**Problem statement**
How many of the lines below contain "网站智能客服"? Reply with only that figure.

(Dataset rows describing interfaces)

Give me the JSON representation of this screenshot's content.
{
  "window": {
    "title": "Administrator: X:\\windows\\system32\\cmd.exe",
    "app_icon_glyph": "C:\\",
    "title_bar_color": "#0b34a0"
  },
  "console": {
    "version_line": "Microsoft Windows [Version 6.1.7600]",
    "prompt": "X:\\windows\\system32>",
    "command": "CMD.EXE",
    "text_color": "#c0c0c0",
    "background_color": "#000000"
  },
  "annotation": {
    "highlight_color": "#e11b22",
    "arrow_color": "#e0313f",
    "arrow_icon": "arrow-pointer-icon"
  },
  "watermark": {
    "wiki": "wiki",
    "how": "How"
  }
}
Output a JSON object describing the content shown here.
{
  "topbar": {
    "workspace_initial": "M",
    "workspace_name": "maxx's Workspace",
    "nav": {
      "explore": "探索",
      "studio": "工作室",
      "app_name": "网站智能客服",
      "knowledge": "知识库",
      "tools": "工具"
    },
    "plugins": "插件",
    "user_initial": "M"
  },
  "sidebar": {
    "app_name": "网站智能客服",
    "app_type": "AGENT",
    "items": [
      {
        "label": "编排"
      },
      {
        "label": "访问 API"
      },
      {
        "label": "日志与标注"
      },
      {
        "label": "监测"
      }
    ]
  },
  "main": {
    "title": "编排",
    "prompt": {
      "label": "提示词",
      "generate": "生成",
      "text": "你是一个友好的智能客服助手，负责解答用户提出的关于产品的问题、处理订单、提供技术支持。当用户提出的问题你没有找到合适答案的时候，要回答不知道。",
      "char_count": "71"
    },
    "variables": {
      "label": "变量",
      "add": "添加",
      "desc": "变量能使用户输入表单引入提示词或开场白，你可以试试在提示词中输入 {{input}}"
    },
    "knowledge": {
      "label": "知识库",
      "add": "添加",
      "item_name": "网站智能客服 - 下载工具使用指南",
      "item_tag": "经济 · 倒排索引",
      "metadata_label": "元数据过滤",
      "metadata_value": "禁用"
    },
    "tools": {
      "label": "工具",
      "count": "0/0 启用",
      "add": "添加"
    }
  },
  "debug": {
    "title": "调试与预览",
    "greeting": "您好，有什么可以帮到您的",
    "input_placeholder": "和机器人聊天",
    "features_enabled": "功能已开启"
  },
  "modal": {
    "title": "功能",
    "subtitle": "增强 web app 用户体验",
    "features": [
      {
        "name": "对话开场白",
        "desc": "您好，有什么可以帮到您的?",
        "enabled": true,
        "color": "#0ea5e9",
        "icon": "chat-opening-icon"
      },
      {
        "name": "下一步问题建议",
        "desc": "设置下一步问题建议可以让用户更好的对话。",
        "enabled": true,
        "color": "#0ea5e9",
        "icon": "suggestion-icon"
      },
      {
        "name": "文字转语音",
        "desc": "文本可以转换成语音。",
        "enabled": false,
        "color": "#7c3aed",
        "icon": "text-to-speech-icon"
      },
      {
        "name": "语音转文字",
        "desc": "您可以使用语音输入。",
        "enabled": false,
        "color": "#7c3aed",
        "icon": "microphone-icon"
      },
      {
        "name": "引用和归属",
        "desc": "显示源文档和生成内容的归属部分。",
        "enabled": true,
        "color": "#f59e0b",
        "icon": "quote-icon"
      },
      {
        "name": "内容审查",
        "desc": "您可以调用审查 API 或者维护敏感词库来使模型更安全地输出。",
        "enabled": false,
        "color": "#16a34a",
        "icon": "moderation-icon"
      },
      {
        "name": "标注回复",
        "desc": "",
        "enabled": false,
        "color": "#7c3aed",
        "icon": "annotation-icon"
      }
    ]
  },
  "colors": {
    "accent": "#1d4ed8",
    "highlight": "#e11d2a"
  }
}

**Task answer**
3